(David Letterman recently offered a list of the top 10 signs Obama is overconfident. Among them: "Asked guy at Staples, 'Which chair will work best in an oval-shaped office?' "; "Having head measured for Mt. Rushmore;" and "Offered McCain a job in gift shop at the Obama Presidential Library.")

Now fate has given Obama a chance to be presidential rather than pretend. Taking advantage of the Olympic distraction in Beijing, the Russians invaded South Ossetia, a territory on the north side of Georgia, a democratic U.S. ally. Out of the blocks, the Russians bombed civilians, rolled tanks across an internationally recognized border and threatened to launch an all-out, destabilizing war. Now it looks as if their army has cut Georgia in two.

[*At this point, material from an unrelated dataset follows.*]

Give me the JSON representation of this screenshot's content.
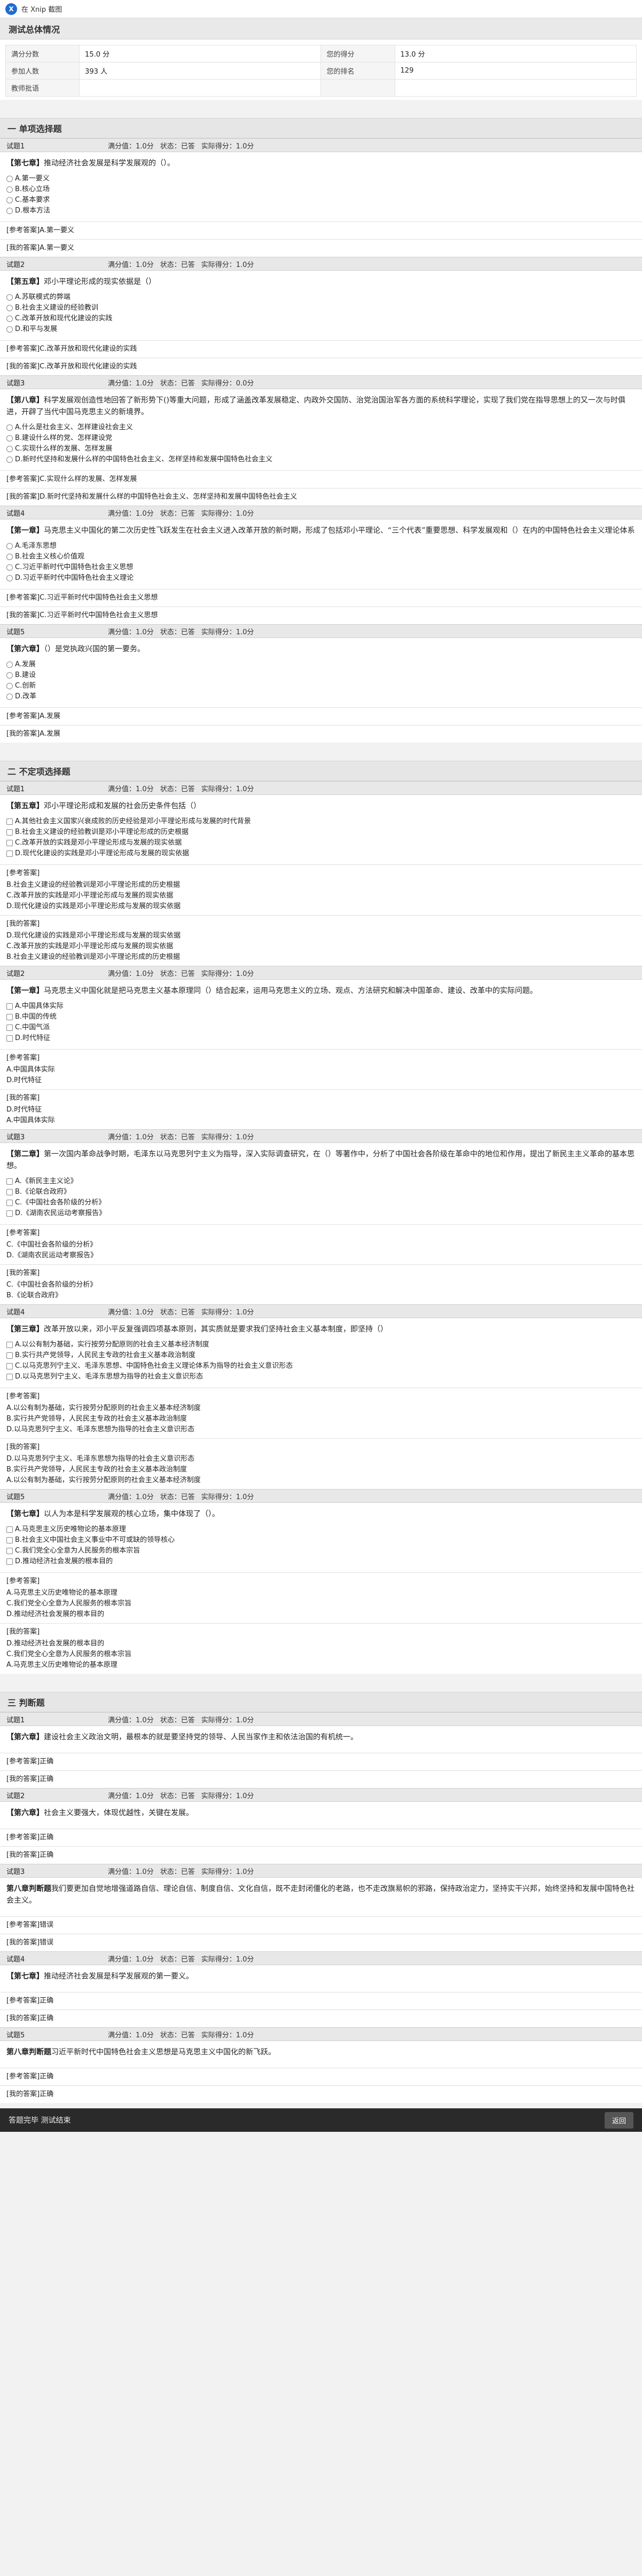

Moreover, Russian bombs reportedly targeted the Baku-Tbilisi-Ceyhan pipeline, which runs through Georgia on its way to the Mediterranean -- the only oil pipeline in Central Asia not under Russian control. Russia is tightening its chokehold on oil and gas at precisely the moment energy costs have become the paramount domestic issue in the U.S. presidential campaign.

Obama's response?

First, late Thursday evening, he gave a conventional written statement calling for calm, U.N. action and "restraint" from both sides -- followed an hour later by a slightly stronger condemnation of Russian aggression and a call for a cease-fire.

The invasion of Georgia elicited a wan written communique instead of the sort of exciting rhetoric we've come to expect from his make-believe presidency. But he did make it in front of the cameras the next day for a rally celebrating his vacation in Hawaii. He promised "to go body surfing at some undisclosed location.",0,6742318.column

What, me worry?